Posted in Car Accidents on August 14, 2020
IF you or somebody you love has been involved in a car crash, it’s important to preserve evidence that can help other parties understand what happened. Many of our clients ask what steps they should take after a car accident in Louisiana to help preserve evidence. Here’s some of our most crucial advice.
One of the most important reasons to preserve evidence in a car accident is the fact that some evidence can be lost for good if it is not preserved soon after a crash. Regardless of what you want to do with the evidence, you won’t have a choice if it isn’t there.
Preserving evidence is generally a key component of proving someone’s innocence or liability in a situation. It could also help demonstrate the exact consequences of an accident (like injuries, property damage, etc.).
There’s a lot of evidence that can change a car accident case and can only be found on-scene. If it’s at all possible, you should try to acquire:
If police respond to the scene of your car accident, they will file a police report. You can also file one retroactively online after an accident.
You need to get a copy of your police report. Ideally, you should acquire it as soon as possible so that you can show it to any attorney you may want to work with.
There’s evidence that may be able to benefit your case, too. The good news is that your car accident lawyer will handle acquiring this evidence for you if need be. You likely won’t need to do any work on your end to leverage:
If you admit any fault at the scene of a car accident, it could hurt your case. It’s common for insurance companies to take advantage of a car accident survivor’s statements and use them as evidence against paying a claim. Some insurance agencies insist that if someone makes an admission, it’s proof they share some or all of the blame for an accident.
It’s best to avoid making statements at the scene of a car accident. If you’ve just survived a crash, you won’t be in the best state of mind– and it’s definitely not the right one to make legally-binding statements in.
Statements are one thing– recorded statements are another. Never give a recorded statement to an insurance company. If you do say anything and offer a recorded statement to another driver’s insurance company, the company (or its legal defense) could spin what you said to use against you later.
Everyone can probably agree that some things are better left to professionals. It’s best to leave the rocket building to the rocket scientists, the exotic animal care to the husbandry and nature experts… you see where we’re going.
Most people are not in a position to understand what actually happened during (or what might happen after) a car crash. There are some people who are positioned to understand this– people like car accident attorneys, auto industry professionals, insurance agents, and more. You should work with parties like these who are on your side (such as lawyers and auto industry experts) and minimize contact with people who may be working against your benefit (like insurance agencies).
Some insurance companies are quick to offer people who have survived car accidents checks. You may be contacted by other drivers’ insurance companies in an attempt to get you to accept and cash a check.
If you do cash the check, you could be making a serious mistake. The amount of money you receive is very unlikely to help you cover the costs associated with your accident.

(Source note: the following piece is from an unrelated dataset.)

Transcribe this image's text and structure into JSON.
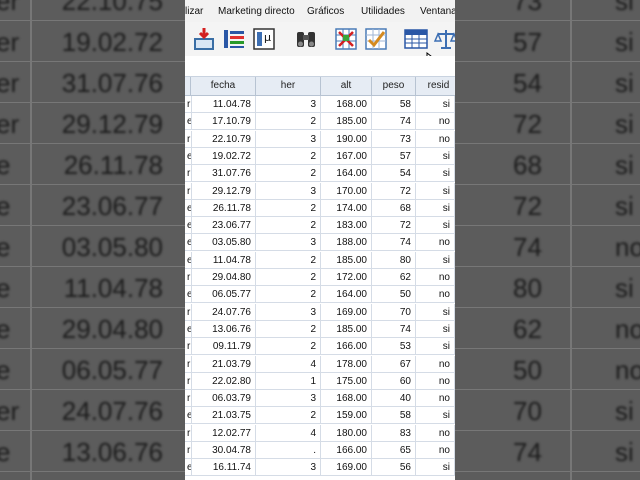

Just because you consult with a car accident lawyer, it doesn’t mean you need to hire or work with them long-term. Meeting up with an attorney (or a few) will help you get a sense of your legal rights and your options for moving forward after an accident.
If you’ve been injured in a car accident, you’re entitled to legal support. The Law Office of John W. Redmann, LLC is prepared to assist car accident victims with a range of legal services– regardless of what insurance adjusters have told you.
Connect with us online or reach out to us via phone at 504-500-5000 to speak to a qualified legal representative today. You can ask a legal professional about your circumstances and discuss the subject of evidence, too.